> Assigned task
Would you repeat the whole listing exactly, pictures excluded?

> Excerpted records
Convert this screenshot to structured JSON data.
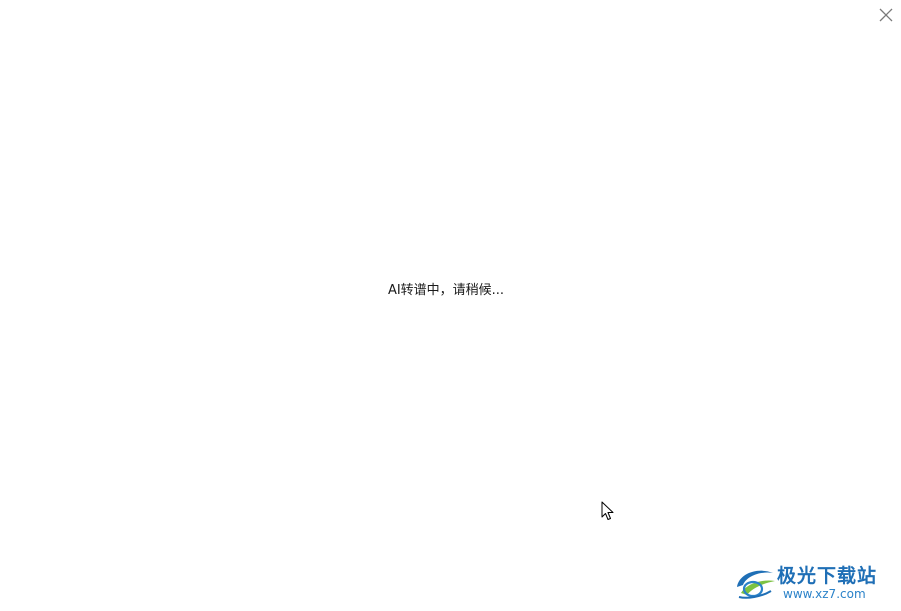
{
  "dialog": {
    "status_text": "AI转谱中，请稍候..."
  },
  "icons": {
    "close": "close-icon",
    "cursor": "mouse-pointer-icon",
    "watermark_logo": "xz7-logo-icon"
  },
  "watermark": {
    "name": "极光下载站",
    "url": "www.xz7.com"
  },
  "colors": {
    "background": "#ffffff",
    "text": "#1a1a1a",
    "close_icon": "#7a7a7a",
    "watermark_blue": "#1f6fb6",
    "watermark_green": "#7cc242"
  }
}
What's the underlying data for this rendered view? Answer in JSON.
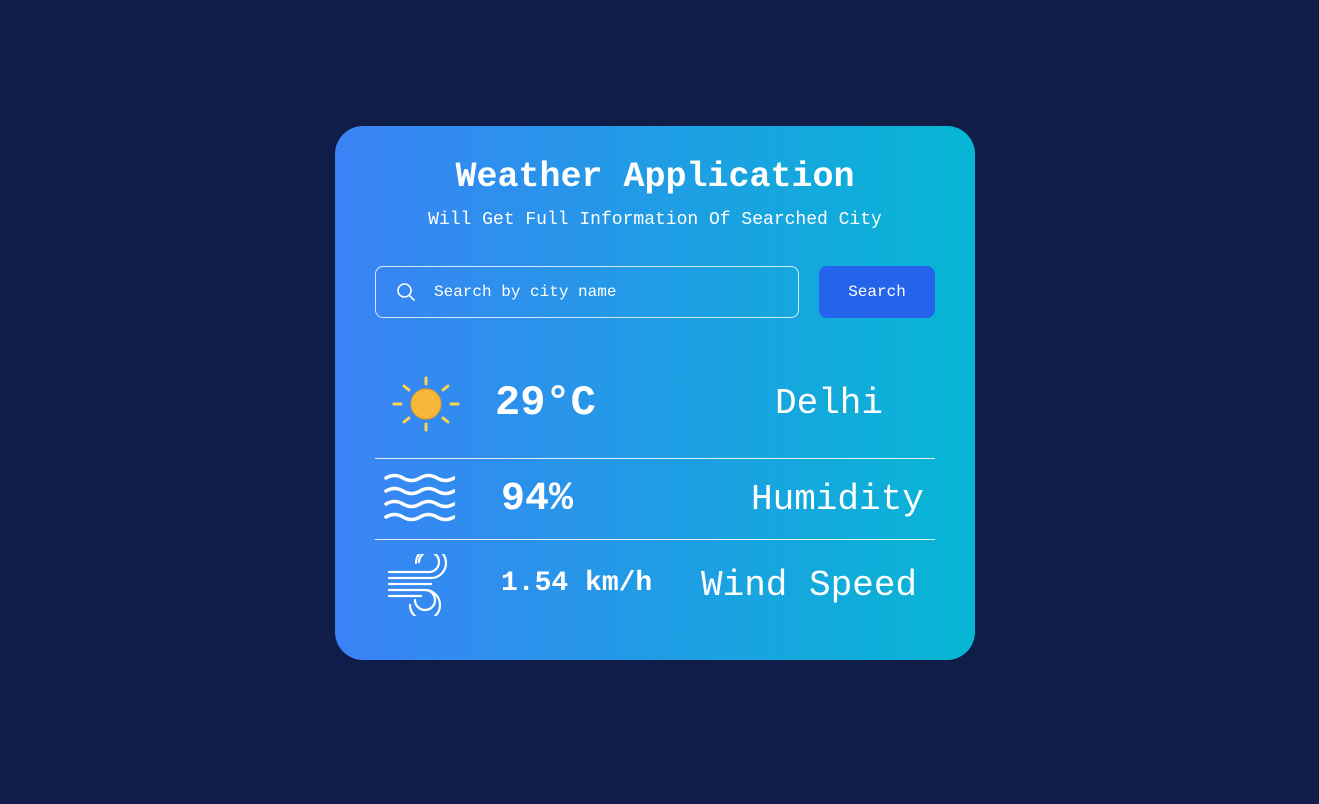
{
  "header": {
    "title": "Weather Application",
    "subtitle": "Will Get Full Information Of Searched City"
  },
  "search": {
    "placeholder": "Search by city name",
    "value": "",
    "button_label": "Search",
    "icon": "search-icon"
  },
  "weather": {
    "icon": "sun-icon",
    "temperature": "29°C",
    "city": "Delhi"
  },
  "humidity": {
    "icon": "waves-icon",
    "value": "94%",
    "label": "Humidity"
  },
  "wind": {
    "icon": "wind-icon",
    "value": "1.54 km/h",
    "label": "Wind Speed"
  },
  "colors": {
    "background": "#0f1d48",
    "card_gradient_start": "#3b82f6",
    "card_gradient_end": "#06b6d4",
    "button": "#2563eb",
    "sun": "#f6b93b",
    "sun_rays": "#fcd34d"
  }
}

> Answer to the exercise
Convert this screenshot to structured JSON data.
{
  "dialog": {
    "status_text": "AI转谱中，请稍候..."
  },
  "icons": {
    "close": "close-icon",
    "cursor": "mouse-pointer-icon",
    "watermark_logo": "xz7-logo-icon"
  },
  "watermark": {
    "name": "极光下载站",
    "url": "www.xz7.com"
  },
  "colors": {
    "background": "#ffffff",
    "text": "#1a1a1a",
    "close_icon": "#7a7a7a",
    "watermark_blue": "#1f6fb6",
    "watermark_green": "#7cc242"
  }
}
What's the underlying data for this rendered view? Answer in JSON.
{
  "header": {
    "title": "Weather Application",
    "subtitle": "Will Get Full Information Of Searched City"
  },
  "search": {
    "placeholder": "Search by city name",
    "value": "",
    "button_label": "Search",
    "icon": "search-icon"
  },
  "weather": {
    "icon": "sun-icon",
    "temperature": "29°C",
    "city": "Delhi"
  },
  "humidity": {
    "icon": "waves-icon",
    "value": "94%",
    "label": "Humidity"
  },
  "wind": {
    "icon": "wind-icon",
    "value": "1.54 km/h",
    "label": "Wind Speed"
  },
  "colors": {
    "background": "#0f1d48",
    "card_gradient_start": "#3b82f6",
    "card_gradient_end": "#06b6d4",
    "button": "#2563eb",
    "sun": "#f6b93b",
    "sun_rays": "#fcd34d"
  }
}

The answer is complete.